WHAT YOU HAVE TO DO
Filter the entries for the word "JSON". Copy each line that has it.

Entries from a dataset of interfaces
#####
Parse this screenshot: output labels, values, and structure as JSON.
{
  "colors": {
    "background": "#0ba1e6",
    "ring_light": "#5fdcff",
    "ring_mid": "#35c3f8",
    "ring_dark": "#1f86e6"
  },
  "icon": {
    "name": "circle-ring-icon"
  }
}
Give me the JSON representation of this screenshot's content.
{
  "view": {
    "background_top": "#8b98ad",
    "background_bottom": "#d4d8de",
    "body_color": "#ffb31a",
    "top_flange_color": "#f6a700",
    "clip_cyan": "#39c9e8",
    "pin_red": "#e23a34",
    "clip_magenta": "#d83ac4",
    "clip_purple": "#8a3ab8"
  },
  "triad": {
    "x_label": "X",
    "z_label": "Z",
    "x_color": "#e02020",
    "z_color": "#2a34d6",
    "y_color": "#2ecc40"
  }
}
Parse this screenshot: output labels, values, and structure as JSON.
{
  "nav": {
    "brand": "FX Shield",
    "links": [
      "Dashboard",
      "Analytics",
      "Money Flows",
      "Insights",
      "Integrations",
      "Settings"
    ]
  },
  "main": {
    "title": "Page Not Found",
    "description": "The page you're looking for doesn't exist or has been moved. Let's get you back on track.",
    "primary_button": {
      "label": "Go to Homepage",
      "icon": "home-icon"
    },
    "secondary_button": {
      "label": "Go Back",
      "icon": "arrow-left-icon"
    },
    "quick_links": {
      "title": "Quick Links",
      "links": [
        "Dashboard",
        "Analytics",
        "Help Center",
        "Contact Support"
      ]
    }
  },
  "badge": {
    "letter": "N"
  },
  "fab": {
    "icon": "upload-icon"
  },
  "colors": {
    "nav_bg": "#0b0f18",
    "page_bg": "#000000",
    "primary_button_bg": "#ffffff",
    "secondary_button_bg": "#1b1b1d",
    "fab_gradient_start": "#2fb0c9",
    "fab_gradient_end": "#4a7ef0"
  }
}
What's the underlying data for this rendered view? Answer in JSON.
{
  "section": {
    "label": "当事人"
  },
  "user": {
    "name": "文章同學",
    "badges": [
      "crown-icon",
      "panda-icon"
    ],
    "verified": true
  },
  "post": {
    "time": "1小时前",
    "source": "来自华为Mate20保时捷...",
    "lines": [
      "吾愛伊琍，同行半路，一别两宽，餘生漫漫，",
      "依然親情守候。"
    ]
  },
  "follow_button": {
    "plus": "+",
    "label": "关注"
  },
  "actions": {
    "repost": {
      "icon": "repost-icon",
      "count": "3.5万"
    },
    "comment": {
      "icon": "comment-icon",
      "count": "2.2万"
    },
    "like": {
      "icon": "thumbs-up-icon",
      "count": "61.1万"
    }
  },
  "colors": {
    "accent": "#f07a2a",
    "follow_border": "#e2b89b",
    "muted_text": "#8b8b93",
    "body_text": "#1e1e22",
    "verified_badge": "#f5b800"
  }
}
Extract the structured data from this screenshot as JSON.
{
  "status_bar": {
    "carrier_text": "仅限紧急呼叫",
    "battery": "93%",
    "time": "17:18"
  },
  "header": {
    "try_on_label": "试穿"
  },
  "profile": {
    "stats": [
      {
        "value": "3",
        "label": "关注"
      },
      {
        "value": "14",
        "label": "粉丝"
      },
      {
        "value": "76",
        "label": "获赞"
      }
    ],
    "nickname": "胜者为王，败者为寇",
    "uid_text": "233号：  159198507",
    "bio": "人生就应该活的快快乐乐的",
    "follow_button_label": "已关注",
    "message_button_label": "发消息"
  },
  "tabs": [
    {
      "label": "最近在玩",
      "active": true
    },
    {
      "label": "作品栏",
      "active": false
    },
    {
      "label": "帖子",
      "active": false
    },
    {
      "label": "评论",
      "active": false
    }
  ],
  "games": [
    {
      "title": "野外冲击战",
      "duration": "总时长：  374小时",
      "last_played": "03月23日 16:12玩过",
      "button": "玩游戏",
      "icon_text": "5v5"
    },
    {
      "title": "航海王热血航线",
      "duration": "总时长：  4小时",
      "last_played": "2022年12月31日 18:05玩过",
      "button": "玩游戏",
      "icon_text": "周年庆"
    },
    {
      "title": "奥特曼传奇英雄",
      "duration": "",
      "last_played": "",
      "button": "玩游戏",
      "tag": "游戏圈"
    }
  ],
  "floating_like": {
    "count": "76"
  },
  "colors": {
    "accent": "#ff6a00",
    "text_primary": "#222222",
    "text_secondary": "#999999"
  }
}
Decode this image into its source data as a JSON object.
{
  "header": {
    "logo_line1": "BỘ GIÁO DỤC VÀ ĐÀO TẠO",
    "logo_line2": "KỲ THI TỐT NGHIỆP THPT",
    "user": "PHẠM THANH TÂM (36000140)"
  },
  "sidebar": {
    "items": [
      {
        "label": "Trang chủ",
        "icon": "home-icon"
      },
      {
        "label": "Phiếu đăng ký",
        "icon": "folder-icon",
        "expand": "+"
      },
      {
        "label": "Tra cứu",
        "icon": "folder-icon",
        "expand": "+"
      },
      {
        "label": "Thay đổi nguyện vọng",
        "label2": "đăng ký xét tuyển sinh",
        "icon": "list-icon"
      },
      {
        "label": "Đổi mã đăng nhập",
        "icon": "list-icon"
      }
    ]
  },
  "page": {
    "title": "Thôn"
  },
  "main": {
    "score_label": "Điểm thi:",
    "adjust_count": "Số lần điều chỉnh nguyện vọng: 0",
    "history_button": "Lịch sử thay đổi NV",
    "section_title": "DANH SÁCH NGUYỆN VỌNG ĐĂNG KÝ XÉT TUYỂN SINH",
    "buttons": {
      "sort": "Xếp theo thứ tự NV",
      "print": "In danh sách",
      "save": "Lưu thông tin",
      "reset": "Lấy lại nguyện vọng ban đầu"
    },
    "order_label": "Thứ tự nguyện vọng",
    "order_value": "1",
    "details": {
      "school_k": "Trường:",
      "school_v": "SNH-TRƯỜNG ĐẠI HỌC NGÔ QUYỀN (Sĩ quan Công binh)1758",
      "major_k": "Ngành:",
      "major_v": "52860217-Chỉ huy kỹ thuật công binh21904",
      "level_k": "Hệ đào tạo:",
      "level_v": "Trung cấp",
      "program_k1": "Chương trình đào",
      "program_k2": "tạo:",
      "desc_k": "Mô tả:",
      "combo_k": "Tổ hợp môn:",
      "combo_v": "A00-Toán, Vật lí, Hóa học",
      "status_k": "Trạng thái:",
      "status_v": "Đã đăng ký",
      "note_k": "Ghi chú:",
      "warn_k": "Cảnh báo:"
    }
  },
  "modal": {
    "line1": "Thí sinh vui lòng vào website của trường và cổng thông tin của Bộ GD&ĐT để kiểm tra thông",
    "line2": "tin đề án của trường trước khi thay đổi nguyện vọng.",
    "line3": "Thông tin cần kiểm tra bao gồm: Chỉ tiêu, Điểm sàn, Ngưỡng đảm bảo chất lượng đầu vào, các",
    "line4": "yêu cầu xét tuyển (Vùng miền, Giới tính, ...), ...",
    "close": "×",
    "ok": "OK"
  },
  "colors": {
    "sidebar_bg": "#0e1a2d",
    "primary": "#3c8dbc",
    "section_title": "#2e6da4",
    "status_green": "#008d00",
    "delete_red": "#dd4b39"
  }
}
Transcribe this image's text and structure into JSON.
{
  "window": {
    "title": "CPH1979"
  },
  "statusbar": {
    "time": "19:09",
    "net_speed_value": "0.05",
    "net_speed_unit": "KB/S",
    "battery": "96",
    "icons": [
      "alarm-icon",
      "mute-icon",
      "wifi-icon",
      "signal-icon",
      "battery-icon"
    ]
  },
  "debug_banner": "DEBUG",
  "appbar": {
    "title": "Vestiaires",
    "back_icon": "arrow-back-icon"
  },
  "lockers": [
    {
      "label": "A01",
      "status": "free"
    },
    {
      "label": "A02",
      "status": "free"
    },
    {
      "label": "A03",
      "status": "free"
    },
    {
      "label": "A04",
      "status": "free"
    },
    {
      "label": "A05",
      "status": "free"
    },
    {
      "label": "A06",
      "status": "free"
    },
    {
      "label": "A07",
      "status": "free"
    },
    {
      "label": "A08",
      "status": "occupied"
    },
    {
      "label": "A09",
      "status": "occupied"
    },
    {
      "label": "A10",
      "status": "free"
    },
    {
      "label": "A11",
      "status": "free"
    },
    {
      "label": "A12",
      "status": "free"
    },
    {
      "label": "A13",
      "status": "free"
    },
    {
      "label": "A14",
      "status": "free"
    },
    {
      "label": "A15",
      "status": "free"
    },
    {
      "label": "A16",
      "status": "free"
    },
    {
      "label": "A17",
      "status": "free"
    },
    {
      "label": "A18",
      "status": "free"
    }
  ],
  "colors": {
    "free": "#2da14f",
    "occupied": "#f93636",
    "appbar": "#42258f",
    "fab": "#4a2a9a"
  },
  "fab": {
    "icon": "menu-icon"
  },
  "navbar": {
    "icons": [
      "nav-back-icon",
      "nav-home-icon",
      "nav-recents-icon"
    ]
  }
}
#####
OUTPUT FOR THIS EXERCISE
Parse this screenshot: output labels, values, and structure as JSON.
Give me the JSON representation of this screenshot's content.
Parse this screenshot: output labels, values, and structure as JSON.
What's the underlying data for this rendered view? Answer in JSON.
Extract the structured data from this screenshot as JSON.
Decode this image into its source data as a JSON object.
Transcribe this image's text and structure into JSON.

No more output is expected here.